**Assigned task**
Each line of data below must be printed exactly as written, with any pictures removed.
[Opening Data section]
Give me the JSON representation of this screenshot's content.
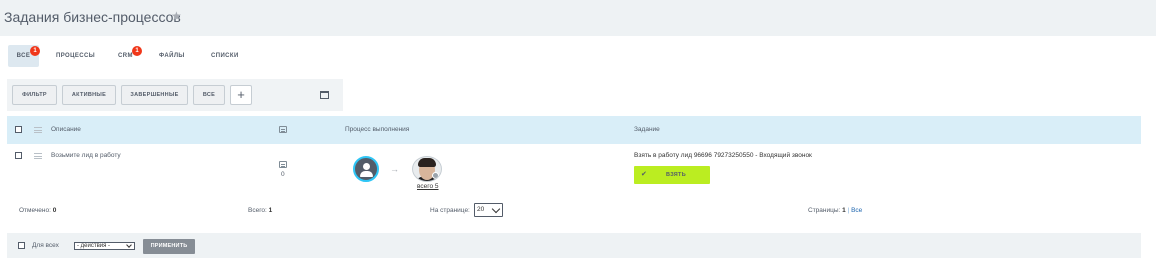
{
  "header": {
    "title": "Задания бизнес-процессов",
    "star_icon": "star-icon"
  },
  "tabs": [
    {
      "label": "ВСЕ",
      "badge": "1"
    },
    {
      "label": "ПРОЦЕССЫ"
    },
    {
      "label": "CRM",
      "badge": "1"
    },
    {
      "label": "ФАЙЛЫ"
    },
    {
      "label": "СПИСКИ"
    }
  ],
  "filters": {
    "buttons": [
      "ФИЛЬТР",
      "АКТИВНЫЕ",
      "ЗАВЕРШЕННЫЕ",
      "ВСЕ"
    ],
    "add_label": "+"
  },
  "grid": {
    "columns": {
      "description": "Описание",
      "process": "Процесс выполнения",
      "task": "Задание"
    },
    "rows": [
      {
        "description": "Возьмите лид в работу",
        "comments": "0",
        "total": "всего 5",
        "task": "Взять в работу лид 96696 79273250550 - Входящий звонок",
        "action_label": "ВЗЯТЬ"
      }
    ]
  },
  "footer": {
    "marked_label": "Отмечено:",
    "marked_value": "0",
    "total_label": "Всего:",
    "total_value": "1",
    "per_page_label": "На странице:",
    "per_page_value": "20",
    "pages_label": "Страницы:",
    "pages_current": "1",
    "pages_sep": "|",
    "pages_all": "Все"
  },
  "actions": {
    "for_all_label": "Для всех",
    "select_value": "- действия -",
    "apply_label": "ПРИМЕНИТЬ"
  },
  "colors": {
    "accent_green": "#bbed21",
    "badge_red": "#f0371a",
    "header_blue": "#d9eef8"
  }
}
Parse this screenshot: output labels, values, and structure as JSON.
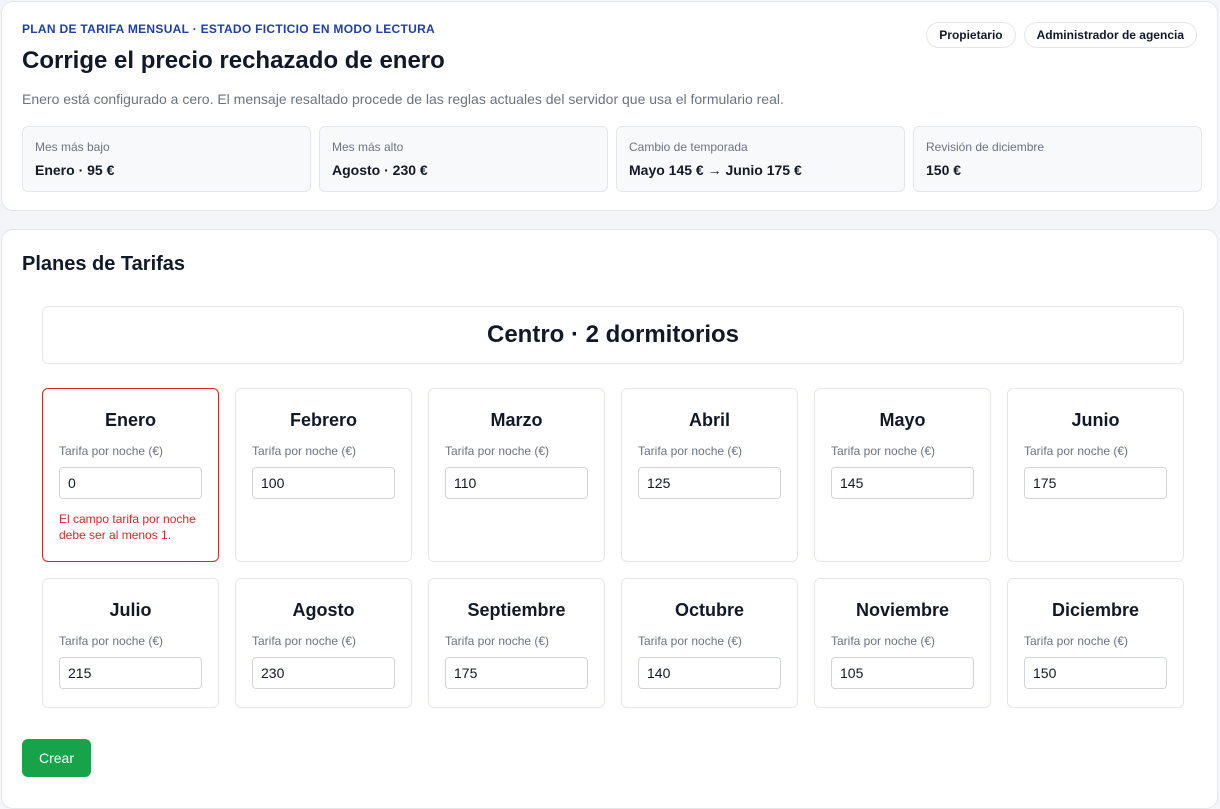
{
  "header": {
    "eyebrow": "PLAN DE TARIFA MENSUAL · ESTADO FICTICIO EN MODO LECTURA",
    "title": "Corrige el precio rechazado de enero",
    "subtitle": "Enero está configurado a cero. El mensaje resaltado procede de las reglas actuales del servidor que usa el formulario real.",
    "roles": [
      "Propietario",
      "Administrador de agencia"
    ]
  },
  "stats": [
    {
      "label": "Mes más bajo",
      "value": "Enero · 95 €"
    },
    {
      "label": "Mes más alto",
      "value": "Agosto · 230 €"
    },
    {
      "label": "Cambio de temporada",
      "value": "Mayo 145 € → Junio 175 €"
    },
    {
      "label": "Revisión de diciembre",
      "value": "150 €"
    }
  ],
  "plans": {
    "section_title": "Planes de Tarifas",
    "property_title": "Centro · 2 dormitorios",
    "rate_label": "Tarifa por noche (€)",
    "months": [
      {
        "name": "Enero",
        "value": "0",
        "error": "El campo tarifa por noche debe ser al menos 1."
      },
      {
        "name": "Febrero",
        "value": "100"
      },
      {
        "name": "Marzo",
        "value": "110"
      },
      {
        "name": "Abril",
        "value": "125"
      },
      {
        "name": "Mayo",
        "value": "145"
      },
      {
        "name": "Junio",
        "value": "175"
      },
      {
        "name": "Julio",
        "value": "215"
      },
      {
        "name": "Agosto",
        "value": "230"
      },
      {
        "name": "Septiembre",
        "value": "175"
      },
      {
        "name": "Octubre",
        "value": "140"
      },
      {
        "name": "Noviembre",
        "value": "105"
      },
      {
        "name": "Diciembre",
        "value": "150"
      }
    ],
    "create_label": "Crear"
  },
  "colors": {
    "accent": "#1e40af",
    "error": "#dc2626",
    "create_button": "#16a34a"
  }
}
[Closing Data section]
**Your solution**
Give me the JSON representation of this screenshot's content.
{
  "header": {
    "title": "Задания бизнес-процессов",
    "star_icon": "star-icon"
  },
  "tabs": [
    {
      "label": "ВСЕ",
      "badge": "1"
    },
    {
      "label": "ПРОЦЕССЫ"
    },
    {
      "label": "CRM",
      "badge": "1"
    },
    {
      "label": "ФАЙЛЫ"
    },
    {
      "label": "СПИСКИ"
    }
  ],
  "filters": {
    "buttons": [
      "ФИЛЬТР",
      "АКТИВНЫЕ",
      "ЗАВЕРШЕННЫЕ",
      "ВСЕ"
    ],
    "add_label": "+"
  },
  "grid": {
    "columns": {
      "description": "Описание",
      "process": "Процесс выполнения",
      "task": "Задание"
    },
    "rows": [
      {
        "description": "Возьмите лид в работу",
        "comments": "0",
        "total": "всего 5",
        "task": "Взять в работу лид 96696 79273250550 - Входящий звонок",
        "action_label": "ВЗЯТЬ"
      }
    ]
  },
  "footer": {
    "marked_label": "Отмечено:",
    "marked_value": "0",
    "total_label": "Всего:",
    "total_value": "1",
    "per_page_label": "На странице:",
    "per_page_value": "20",
    "pages_label": "Страницы:",
    "pages_current": "1",
    "pages_sep": "|",
    "pages_all": "Все"
  },
  "actions": {
    "for_all_label": "Для всех",
    "select_value": "- действия -",
    "apply_label": "ПРИМЕНИТЬ"
  },
  "colors": {
    "accent_green": "#bbed21",
    "badge_red": "#f0371a",
    "header_blue": "#d9eef8"
  }
}
Parse this screenshot: output labels, values, and structure as JSON.
{
  "header": {
    "eyebrow": "PLAN DE TARIFA MENSUAL · ESTADO FICTICIO EN MODO LECTURA",
    "title": "Corrige el precio rechazado de enero",
    "subtitle": "Enero está configurado a cero. El mensaje resaltado procede de las reglas actuales del servidor que usa el formulario real.",
    "roles": [
      "Propietario",
      "Administrador de agencia"
    ]
  },
  "stats": [
    {
      "label": "Mes más bajo",
      "value": "Enero · 95 €"
    },
    {
      "label": "Mes más alto",
      "value": "Agosto · 230 €"
    },
    {
      "label": "Cambio de temporada",
      "value": "Mayo 145 € → Junio 175 €"
    },
    {
      "label": "Revisión de diciembre",
      "value": "150 €"
    }
  ],
  "plans": {
    "section_title": "Planes de Tarifas",
    "property_title": "Centro · 2 dormitorios",
    "rate_label": "Tarifa por noche (€)",
    "months": [
      {
        "name": "Enero",
        "value": "0",
        "error": "El campo tarifa por noche debe ser al menos 1."
      },
      {
        "name": "Febrero",
        "value": "100"
      },
      {
        "name": "Marzo",
        "value": "110"
      },
      {
        "name": "Abril",
        "value": "125"
      },
      {
        "name": "Mayo",
        "value": "145"
      },
      {
        "name": "Junio",
        "value": "175"
      },
      {
        "name": "Julio",
        "value": "215"
      },
      {
        "name": "Agosto",
        "value": "230"
      },
      {
        "name": "Septiembre",
        "value": "175"
      },
      {
        "name": "Octubre",
        "value": "140"
      },
      {
        "name": "Noviembre",
        "value": "105"
      },
      {
        "name": "Diciembre",
        "value": "150"
      }
    ],
    "create_label": "Crear"
  },
  "colors": {
    "accent": "#1e40af",
    "error": "#dc2626",
    "create_button": "#16a34a"
  }
}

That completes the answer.